Our projects are based at The Royal Brisbane & Women’s Hospital, The Wesley Hospital, The University of Queensland, and multiple national and international sites (hyperlinked to lab members). Our projects are funded by the National Health and Medical Research Council, the Motor Neurone Disease Research Institute of Australia, the Royal Brisbane & Women’s Hospital Foundation, Wesley Medical Research, The MND and Me Foundation, and The University of Queensland.

Given that no two MND patients are the same, the projects within our MEND research program are focussed towards gaining insights that will form the basis upon which we can develop metabolically-directed therapeutic strategies that are personalised to match the precise metabolic needs of individual MND patients.

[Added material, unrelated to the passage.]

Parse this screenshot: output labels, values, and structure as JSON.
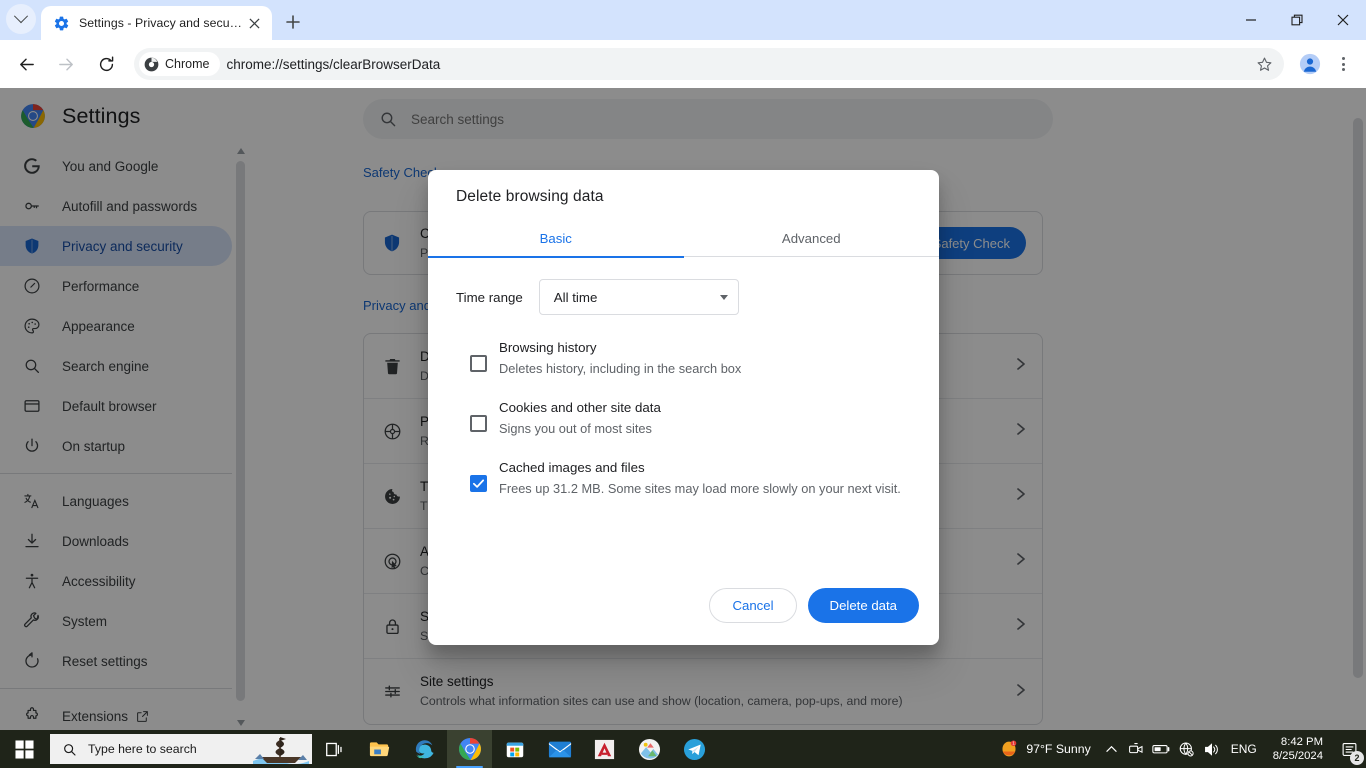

Our projects are built on a diverse, collaborative and strong translational, transdisciplinary, and multidisciplinary research foundation. MEND spans the disciplines of neurology, neuroscience, pharmacology, endocrinology and metabolism, physiology, healthy ageing, genetics, and stem cell biology. If you are an enthusiastic, passionate, driven, and talented individual who is interested in joining our research program, please contact Shyuan.

Metabolic dynamics in human MND

There is increasing evidence to suggest that metabolic imbalance contributes to earlier death in MND. We are currently conducting a multi-centre study that assesses the energy needs of people living with MND.

Projects in this arm of our research program investigate whether an imbalance between energy use at rest, the energy cost associated with eating, digesting and absorbing energy from food, and the energy used during physical activity in MND patients can affect the rate of disease progression. Knowledge gained from these studies will allow us to identify novel targets that we can modify to help the body to sustain optimal energy needs throughout the course of disease. In the long-term, this will help us to develop rational strategies to improve energy balance in MND, which will ultimately improve prognosis for MND patients.

Metabolism and skeletal muscle pathology in MND

Our studies into energy needs in MND show that people living with MND use more energy than expected (this is commonly called “hypermetabolism”). We have also generated data to show that hypermetabolism in MND patients may be associated with increased energy needs in skeletal muscle, which itself is already energy demanding.

Using mouse models of MND, and biopsies of skeletal muscle from MND patients and non-MND control subjects, we are conducting the first studies that correlate the energy needs in skeletal muscle with the systemic energy needs of MND mice and each individual human participant. The mechanistic insights gained from these projects will allow us to determine whether metabolically directed treatment strategies should target skeletal muscle to improve muscle pathology, metabolic balance and prognosis in MND.

Developing models to understand and treat MND using induced pluripotent stem cells (iPSCs)

Neurones are particularly active cells that continuously send signals around the body; this large workload places a considerable metabolic load on the neurones. If the energy demands of the neurones are not met, they will ultimately falter, and die.

In this project, we are developing iPSC-derived neurones from MND and non-MND subjects to assess neuronal bioenergetics. Insights gained from these iPSC-derived neurones will allow us to determine the impact of neuronal bioenergetics on disease pathogenesis. Using these iPSC-derived neurones, we aim to develop a high-throughput platform that will allow us to screen potential therapeutic candidates in MND, with the view to prevent neuronal death and thus, halt or slow disease progression in MND.